Data items:
== Segment start ==

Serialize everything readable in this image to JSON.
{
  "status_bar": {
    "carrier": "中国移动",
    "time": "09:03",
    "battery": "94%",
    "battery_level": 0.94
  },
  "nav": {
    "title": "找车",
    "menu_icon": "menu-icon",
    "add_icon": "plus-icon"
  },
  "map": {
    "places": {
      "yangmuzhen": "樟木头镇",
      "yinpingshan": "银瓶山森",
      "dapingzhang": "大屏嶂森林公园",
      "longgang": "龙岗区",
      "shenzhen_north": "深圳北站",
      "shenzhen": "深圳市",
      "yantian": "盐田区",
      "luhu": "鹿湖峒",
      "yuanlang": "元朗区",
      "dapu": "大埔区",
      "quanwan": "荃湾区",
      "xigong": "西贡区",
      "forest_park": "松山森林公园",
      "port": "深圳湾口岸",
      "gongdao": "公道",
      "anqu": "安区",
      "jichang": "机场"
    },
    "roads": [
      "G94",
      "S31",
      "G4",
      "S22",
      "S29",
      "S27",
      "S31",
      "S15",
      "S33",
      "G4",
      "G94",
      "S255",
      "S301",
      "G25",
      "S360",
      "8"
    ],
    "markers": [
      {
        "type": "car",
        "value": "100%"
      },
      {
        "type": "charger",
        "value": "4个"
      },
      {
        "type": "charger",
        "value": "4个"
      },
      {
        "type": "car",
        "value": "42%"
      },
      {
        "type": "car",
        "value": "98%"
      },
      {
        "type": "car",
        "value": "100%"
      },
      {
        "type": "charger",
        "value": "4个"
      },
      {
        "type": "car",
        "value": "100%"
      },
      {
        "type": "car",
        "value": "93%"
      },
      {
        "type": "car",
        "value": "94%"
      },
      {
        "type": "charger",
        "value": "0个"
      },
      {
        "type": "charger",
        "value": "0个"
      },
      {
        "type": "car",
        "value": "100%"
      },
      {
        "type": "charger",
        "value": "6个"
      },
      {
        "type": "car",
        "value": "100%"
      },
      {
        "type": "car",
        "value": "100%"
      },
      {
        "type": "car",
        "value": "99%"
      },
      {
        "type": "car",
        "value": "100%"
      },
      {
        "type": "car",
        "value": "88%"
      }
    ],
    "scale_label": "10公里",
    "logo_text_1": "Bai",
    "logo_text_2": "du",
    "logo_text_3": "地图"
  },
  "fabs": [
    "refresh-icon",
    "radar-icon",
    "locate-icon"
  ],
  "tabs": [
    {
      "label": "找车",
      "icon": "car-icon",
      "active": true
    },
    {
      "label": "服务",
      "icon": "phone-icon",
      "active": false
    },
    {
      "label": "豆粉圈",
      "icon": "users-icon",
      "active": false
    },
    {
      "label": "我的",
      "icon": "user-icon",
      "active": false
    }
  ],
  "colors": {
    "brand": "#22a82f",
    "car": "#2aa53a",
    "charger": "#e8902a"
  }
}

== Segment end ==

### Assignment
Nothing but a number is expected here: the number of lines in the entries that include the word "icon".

### Your solution
9